James Mattis: Afghanistan papers not 'revelatory'

Former Defense Secretary James MattisJames Norman MattisBiden's is not a leaky ship of state — not yet Rejoining the Iran nuclear deal would save lives of US troops, diplomats The soft but unmatched power of US foreign exchange programs MORE said Friday he did not consider a bombshell report on the Afghanistan war released this week to be particularly "revelatory," while defending U.S. efforts to rebuild the war-torn country.

The Washington Post this week published a series of articles showing that American officials in the Bush and Obama administrations lied about progress in what's now become an 18-year-long war, painting a far rosier picture that glossed over massive misuse of funds and ill-conceived ideas.

“Well, it is investigative reporting. I think it's been well done in that sense. But I have a hard time seeing it as all that revelatory,” President TrumpDonald TrumpDC goes to the dogs — Major and Champ, that is Biden on refugee cap: 'We couldn't do two things at once' Taylor Greene defends 'America First' effort, pushes back on critics MORE's former Pentagon chief said at a Washington Post event, noting that he had read the series in full.


“The difficulty of Afghanistan was well understood very early on,” he added. “The idea that there was any kind of an effort to hide this perplexes me.”

The articles drew on private interviews, conducted by a government watchdog, with officials from the Bush administration through the Trump presidency that revealed a bleak outlook in private. But in public “every data point was altered to present the best picture possible,” one official said.

Across 428 interviews, U.S. officials acknowledged confusion and failure in Afghanistan, with one official saying the strategy included “so many priorities and aspirations, it was like no strategy at all.”

Mattis, who served as Defense secretary until December 2018, highlighted progress in fighting the Taliban following the U.S. military’s invasion after the 9/11 terrorist attacks.
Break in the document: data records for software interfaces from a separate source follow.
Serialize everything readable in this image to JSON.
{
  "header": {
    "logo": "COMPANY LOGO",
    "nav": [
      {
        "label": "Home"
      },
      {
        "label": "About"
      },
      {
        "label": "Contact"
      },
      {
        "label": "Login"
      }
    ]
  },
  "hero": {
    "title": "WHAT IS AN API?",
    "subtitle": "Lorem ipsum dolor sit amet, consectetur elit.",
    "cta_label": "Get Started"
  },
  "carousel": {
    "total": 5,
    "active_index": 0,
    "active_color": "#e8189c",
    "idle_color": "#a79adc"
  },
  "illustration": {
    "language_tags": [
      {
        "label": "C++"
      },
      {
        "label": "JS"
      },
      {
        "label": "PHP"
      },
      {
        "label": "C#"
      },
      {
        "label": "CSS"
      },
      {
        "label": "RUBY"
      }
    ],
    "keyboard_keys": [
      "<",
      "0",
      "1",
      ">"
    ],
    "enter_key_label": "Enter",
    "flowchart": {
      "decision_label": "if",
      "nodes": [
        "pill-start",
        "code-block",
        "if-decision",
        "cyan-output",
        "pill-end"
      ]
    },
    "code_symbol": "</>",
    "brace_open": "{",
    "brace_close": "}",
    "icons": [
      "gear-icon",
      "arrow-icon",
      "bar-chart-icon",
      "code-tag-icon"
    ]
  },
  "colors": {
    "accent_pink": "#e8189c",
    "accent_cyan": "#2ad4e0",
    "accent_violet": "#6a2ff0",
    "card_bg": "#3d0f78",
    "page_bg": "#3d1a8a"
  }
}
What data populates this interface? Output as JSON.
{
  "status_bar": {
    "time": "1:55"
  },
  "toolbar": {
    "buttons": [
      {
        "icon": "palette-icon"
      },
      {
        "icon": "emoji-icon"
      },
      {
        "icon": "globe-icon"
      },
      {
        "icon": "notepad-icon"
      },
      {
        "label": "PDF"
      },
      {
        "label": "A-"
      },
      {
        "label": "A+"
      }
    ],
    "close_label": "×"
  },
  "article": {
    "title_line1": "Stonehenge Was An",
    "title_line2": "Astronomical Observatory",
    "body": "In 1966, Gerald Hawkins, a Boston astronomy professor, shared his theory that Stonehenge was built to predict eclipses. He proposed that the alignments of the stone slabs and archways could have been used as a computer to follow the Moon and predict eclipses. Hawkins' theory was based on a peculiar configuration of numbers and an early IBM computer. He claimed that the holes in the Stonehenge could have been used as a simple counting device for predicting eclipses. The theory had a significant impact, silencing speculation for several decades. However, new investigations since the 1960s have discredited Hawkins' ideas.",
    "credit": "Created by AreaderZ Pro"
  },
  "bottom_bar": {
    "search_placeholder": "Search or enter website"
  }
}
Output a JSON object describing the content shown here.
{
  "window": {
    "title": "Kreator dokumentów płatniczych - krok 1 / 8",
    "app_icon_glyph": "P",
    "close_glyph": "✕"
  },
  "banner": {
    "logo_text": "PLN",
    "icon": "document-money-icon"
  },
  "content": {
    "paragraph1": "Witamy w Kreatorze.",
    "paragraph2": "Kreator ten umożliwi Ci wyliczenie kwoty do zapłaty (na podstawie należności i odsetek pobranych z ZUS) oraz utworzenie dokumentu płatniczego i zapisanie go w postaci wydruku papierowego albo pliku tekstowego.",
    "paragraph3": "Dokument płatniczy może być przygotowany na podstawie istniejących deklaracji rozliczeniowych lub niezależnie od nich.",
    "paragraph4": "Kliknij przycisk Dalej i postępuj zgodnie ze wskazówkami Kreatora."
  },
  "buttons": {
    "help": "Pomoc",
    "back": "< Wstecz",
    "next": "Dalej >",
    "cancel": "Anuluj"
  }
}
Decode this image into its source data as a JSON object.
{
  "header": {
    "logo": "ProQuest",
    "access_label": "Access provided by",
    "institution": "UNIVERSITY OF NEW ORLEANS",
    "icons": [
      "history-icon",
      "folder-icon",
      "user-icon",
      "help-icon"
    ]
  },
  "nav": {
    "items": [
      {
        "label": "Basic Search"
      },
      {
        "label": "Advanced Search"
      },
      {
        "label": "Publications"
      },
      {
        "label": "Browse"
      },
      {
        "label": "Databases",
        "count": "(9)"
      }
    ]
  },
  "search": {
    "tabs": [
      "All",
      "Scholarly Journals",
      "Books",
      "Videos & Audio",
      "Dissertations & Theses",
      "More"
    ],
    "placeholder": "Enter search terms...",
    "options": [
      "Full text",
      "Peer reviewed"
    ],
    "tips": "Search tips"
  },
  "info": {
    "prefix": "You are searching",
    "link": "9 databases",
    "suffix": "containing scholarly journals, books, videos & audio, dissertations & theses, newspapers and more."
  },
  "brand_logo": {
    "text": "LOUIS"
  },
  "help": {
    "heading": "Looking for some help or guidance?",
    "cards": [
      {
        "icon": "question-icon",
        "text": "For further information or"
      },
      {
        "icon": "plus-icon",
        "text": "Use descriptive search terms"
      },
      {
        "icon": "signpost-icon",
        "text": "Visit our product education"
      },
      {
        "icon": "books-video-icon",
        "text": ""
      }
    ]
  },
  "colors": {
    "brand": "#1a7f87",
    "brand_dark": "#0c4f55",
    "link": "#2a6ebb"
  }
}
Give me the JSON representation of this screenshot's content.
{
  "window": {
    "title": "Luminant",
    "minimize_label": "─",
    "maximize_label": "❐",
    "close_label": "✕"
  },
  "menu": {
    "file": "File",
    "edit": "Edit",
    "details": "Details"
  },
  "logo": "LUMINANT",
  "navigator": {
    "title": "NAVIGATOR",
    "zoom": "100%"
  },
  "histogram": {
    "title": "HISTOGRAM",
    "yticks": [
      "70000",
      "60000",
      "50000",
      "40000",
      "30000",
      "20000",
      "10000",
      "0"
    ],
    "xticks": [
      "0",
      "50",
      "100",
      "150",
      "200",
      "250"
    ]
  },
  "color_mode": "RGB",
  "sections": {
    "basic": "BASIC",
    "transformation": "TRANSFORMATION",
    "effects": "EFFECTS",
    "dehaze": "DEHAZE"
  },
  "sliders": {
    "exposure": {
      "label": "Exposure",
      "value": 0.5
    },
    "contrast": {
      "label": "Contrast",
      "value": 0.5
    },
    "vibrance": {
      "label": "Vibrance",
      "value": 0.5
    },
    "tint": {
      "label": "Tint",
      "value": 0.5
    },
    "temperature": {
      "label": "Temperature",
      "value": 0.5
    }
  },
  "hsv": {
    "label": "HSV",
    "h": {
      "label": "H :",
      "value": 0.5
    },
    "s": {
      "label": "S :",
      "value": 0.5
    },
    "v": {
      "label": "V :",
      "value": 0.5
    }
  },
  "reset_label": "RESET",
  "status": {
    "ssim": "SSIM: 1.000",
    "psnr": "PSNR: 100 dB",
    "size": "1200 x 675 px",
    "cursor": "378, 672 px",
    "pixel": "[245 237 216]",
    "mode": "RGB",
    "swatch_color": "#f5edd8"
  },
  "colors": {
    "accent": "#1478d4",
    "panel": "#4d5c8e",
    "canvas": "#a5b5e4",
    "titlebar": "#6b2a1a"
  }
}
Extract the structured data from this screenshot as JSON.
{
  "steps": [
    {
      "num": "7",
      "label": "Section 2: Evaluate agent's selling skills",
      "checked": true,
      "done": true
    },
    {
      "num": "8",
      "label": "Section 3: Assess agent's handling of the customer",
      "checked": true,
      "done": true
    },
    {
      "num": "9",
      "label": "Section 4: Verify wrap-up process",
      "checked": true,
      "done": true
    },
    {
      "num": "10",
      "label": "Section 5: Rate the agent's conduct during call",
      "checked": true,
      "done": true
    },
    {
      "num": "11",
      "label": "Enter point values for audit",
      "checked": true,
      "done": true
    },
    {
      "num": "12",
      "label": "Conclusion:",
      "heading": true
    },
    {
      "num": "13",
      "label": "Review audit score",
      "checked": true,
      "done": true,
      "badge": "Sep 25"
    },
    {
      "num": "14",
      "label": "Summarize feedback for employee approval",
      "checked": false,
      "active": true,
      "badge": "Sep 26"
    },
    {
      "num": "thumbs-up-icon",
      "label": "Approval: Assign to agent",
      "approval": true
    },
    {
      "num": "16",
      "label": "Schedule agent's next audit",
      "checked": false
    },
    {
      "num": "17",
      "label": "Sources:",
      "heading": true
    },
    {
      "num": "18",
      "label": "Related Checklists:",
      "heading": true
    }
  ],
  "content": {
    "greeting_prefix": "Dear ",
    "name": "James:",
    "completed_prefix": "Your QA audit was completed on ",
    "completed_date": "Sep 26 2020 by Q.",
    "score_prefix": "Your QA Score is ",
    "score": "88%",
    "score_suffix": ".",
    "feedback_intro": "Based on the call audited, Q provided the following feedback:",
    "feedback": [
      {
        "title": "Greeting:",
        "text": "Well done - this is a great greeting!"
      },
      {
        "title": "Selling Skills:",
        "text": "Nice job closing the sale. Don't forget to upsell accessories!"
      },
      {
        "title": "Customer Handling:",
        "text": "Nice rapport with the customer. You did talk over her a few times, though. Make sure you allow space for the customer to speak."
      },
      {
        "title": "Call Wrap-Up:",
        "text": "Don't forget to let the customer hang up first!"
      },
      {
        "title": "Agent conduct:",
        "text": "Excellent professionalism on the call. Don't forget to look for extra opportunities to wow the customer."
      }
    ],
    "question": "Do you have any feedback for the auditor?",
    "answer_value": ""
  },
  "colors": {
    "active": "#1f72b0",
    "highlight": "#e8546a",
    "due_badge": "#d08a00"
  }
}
“The Taliban's goal is to take over this country and they've been stopped in that at great cost to the Afghan people, at great cost to the Afghan army," he said. "If you read [the articles], you'd almost think it's a total disaster, and it's not that at all. It's been hard as hell but it’s not just one undistinguished defeat after another. They are the ones on the back foot.”

He noted other gains as well, including an increase in the number of educated Afghan women and populations that have received better access to medical care.


“I think when you look at the progress — and there is undeniable progress in education, in public health and other areas — and there has been terrible consequences under violence,” he said.

But he acknowledged that defense officials have “also taken our eye off the ball at times,” pointing to the shift to the Iraq War in 2003.

“I was there in 2001, early 2002, and I was one of those pulled out to prepare for the invasion of Iraq,” said Mattis, who later became the head of U.S. Central Command from 2010 to 2013.

“We had to try to do something in nation-building, as much as some people condemn it,” in pouring funds into the country, Mattis said. “We probably weren’t that good at it.”

He indicated that he does not see U.S. troops leaving Afghanistan anytime soon.

“We'll need to keep counterterrorism troops there for some time to keep al Qaeda from regenerating and to keep ISIS down,” Mattis said.